2000 Tucson Marathon Report
Runner's World Pace Team at Tucson Marathon
pace clinic, with "The Penguin" at far right.
They say that every marathon is different, that you learn something
from each one. I know I've heard mySELF say that anyway, but
I'm not sure I fully embraced it, even after 17 marathons. Maybe
it just hadn't sunk in totally because, just as the effort is different
from one marathon to
another, so are the lessons. Sometimes it's only a mini-lesson
that you gain...and you chalk it up as valuable training information,
while in others it's a giant insight that may shape other parts
of your life or your psyche profoundly.
I think my lesson at Tucson was closer to the latter, except it
was a warning kind of insight rather than one of the explosive,
expansive ones that lights up your life and leaves you high for
For starters, Sunday was the first time I've DNF'd a race--ANY
race of ANY distance--since I began running. I have to admit I've
been pretty proud of that record. At Disney in January '99, I tried
to stop (also at mile 18) but couldn't find transportation to the
finish so I walked the last 8 miles. Weeks later when I finally
was diagnosed with the thyroid problem that caused me to blow up
in that race, there was a little part of me that was secretly pleased
I'd managed to gut it out to the finish anyway.
At the start of the Tucson Marathon, John and I both thought we
could do it. Despite having run the Florence half marathon the weekend
before and the Athens marathon four weeks before. Despite two roundtrip
international flights in five weeks. Despite returning to the States
on Tuesday and coming down with monster colds on the flight. Despite
the difference in altitude in Tucson. What were we thinking??
I'm not sure, except that we didn't want to back out on the Runner’s
World pace team.
So we arrived in Tucson Friday, ordered room service, and went
to sleep. We did the Runner's World pace team clinics on Saturday,
ate, and went to sleep. (I slept more Saturday night than I normally
do during the TWO nights before a marathon, even though we had to
get up at 3:30am to get to the start!)
The weather was perfect and we felt good at the start of the race,
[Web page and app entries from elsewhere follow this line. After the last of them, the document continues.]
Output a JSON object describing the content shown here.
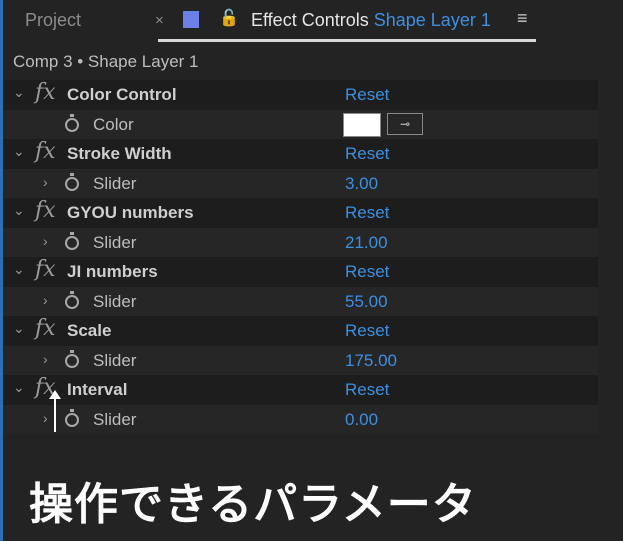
{
  "tabs": {
    "project": "Project",
    "close": "×",
    "lock": "🔓",
    "effect_controls": "Effect Controls",
    "layer": "Shape Layer 1",
    "menu": "≡"
  },
  "breadcrumb": "Comp 3 • Shape Layer 1",
  "effects": [
    {
      "name": "Color Control",
      "reset": "Reset",
      "param": "Color",
      "value": "",
      "color": "#ffffff"
    },
    {
      "name": "Stroke Width",
      "reset": "Reset",
      "param": "Slider",
      "value": "3.00"
    },
    {
      "name": "GYOU numbers",
      "reset": "Reset",
      "param": "Slider",
      "value": "21.00"
    },
    {
      "name": "JI numbers",
      "reset": "Reset",
      "param": "Slider",
      "value": "55.00"
    },
    {
      "name": "Scale",
      "reset": "Reset",
      "param": "Slider",
      "value": "175.00"
    },
    {
      "name": "Interval",
      "reset": "Reset",
      "param": "Slider",
      "value": "0.00"
    }
  ],
  "caption": "操作できるパラメータ"
}
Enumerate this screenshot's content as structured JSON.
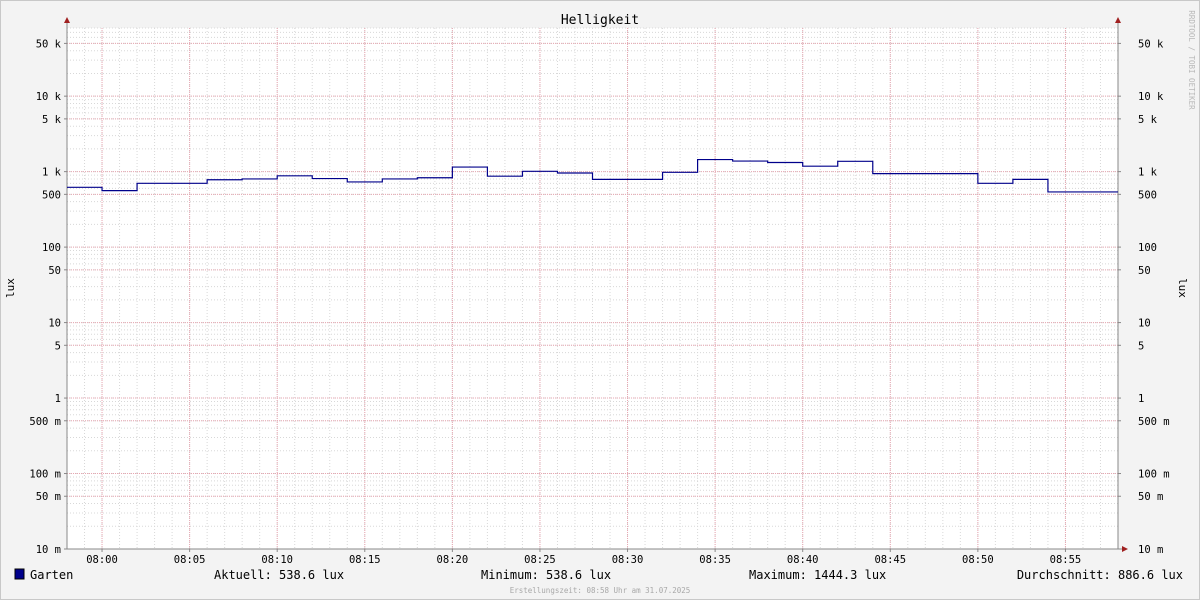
{
  "watermark": "RRDTOOL / TOBI OETIKER",
  "footer": {
    "created": "Erstellungszeit: 08:58 Uhr am 31.07.2025"
  },
  "legend": {
    "series_name": "Garten",
    "current": "Aktuell: 538.6 lux",
    "minimum": "Minimum: 538.6 lux",
    "maximum": "Maximum: 1444.3 lux",
    "average": "Durchschnitt: 886.6 lux"
  },
  "colors": {
    "background": "#f3f3f3",
    "canvas": "#ffffff",
    "series": "#00008b",
    "major_grid": "#e8a6b1",
    "minor_grid": "#d8d8d8",
    "axis": "#888888",
    "arrow": "#a02020"
  },
  "chart_data": {
    "type": "line",
    "title": "Helligkeit",
    "ylabel": "lux",
    "ylabel_right": "lux",
    "y_scale": "log",
    "ylim": [
      0.01,
      80000
    ],
    "grid": true,
    "legend_position": "bottom",
    "x_time_range": [
      "07:58",
      "08:58"
    ],
    "x_ticks": [
      "08:00",
      "08:05",
      "08:10",
      "08:15",
      "08:20",
      "08:25",
      "08:30",
      "08:35",
      "08:40",
      "08:45",
      "08:50",
      "08:55"
    ],
    "y_ticks": [
      {
        "value": 50000,
        "label": "50 k"
      },
      {
        "value": 10000,
        "label": "10 k"
      },
      {
        "value": 5000,
        "label": "5 k"
      },
      {
        "value": 1000,
        "label": "1 k"
      },
      {
        "value": 500,
        "label": "500"
      },
      {
        "value": 100,
        "label": "100"
      },
      {
        "value": 50,
        "label": "50"
      },
      {
        "value": 10,
        "label": "10"
      },
      {
        "value": 5,
        "label": "5"
      },
      {
        "value": 1,
        "label": "1"
      },
      {
        "value": 0.5,
        "label": "500 m"
      },
      {
        "value": 0.1,
        "label": "100 m"
      },
      {
        "value": 0.05,
        "label": "50 m"
      },
      {
        "value": 0.01,
        "label": "10 m"
      }
    ],
    "series": [
      {
        "name": "Garten",
        "step": true,
        "points": [
          {
            "t": "07:58",
            "v": 620
          },
          {
            "t": "08:00",
            "v": 560
          },
          {
            "t": "08:02",
            "v": 700
          },
          {
            "t": "08:06",
            "v": 780
          },
          {
            "t": "08:08",
            "v": 800
          },
          {
            "t": "08:10",
            "v": 880
          },
          {
            "t": "08:12",
            "v": 810
          },
          {
            "t": "08:14",
            "v": 730
          },
          {
            "t": "08:16",
            "v": 800
          },
          {
            "t": "08:18",
            "v": 830
          },
          {
            "t": "08:20",
            "v": 1150
          },
          {
            "t": "08:22",
            "v": 870
          },
          {
            "t": "08:24",
            "v": 1010
          },
          {
            "t": "08:26",
            "v": 960
          },
          {
            "t": "08:28",
            "v": 790
          },
          {
            "t": "08:32",
            "v": 980
          },
          {
            "t": "08:34",
            "v": 1444.3
          },
          {
            "t": "08:36",
            "v": 1380
          },
          {
            "t": "08:38",
            "v": 1320
          },
          {
            "t": "08:40",
            "v": 1180
          },
          {
            "t": "08:42",
            "v": 1370
          },
          {
            "t": "08:44",
            "v": 940
          },
          {
            "t": "08:50",
            "v": 700
          },
          {
            "t": "08:52",
            "v": 790
          },
          {
            "t": "08:54",
            "v": 538.6
          },
          {
            "t": "08:58",
            "v": 538.6
          }
        ]
      }
    ]
  }
}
at least good compared to earlier in the week. The gradual
inclines during the first 3 miles seemed gentle to me, then the
downhill to the finish started. At about mile 7-8 I remember
thinking that this was great, this would be the perfect course to
come back to for a qualifying attempt. At the halfway
point we were a minute and a half ahead of where we needed to be
to bring the 5 hour pace group in on target. The 15 people with
us were running steady.
Then our wheels started coming off. At 15 we had lost our
little lead, by 17 John was cramping up because his heart rate had
been way high the whole race, and I was hacking and having trouble
breathing. I realized it would take a supreme effort to finish.
It was clear that the rest of the group was doing fine, but we weren't...we
would hold them back.
John said he didn't know what to do. I heard myself say "we
should walk off the course." Did I say that? Me?? I was surprised
at the firmness of my words. Of course I didn't want to DNF.
But I thought of what the price would be in recovery and lost training
time if we gutted it out for 8 more miles. When we saw the injured
Tucson runner who had been driving up and down the course encouraging
other runners, it seemed like an omen. We walked off the course
and into his car.
It wasn't a happy moment. I was more than disappointed.
I knew John was too, he'd trained really well for this. We both
knew that it was the wisest decision, that it wasn't our day, that
there was a long list of compelling reasons to stop when we did.
It was simple. Yeah. Those decisions and the lessons learned are
NEVER simple. They may be profound, but they are never simple.
So, what was the big lesson...the insight...for me?? It was
a while coming. Even though I knew we did the smart thing, it wasn't
what I WANTED to do.
We talk a lot about the power of running to transform our lives.
More often than not, that seems to be about how running changes
one's sense of self-esteem. For me the transformation that came
from running was the realization that I COULD persevere at something,
that I WAS disciplined. All those years of feeling inadequate because
I didn't or wasn't or didn't think I could or would ended with the
completion of a year of marathon training.
What I learned from Tucson is that that transformation has a flip
side. I realize now that I've had a lot tied up in completing
races and sticking with schedules. That covers the gamut--from "gutting
it out" (the worst spin on it) in tough situations/races, to
staying with a structured running program, to doing what I say I'll do even if turns out not to be
a great idea.
I learned that I've got to 'unlearn' some of what running has taught
me, or at least I need to learn to apply it differently. The
discipline and perseverance that come with running and training
are splendid life-altering traits. But it's pretty easy to
get into a discipline rut that leads to mindless choices which ignore
the condition of your body and what you’re capable of at a
particular point in time. To stay healthy and whole, we must run
intelligently, not mindlessly and not merely in an effort to obliterate
Unlearning the learned. I guess that's what running has always
been about for me, why it's been such a transforming thing in my
life. You learn one thing, move on to a brand new place emotionally
and physically, only to discover that there are miles and miles
more learning and changing around the next curve in the road.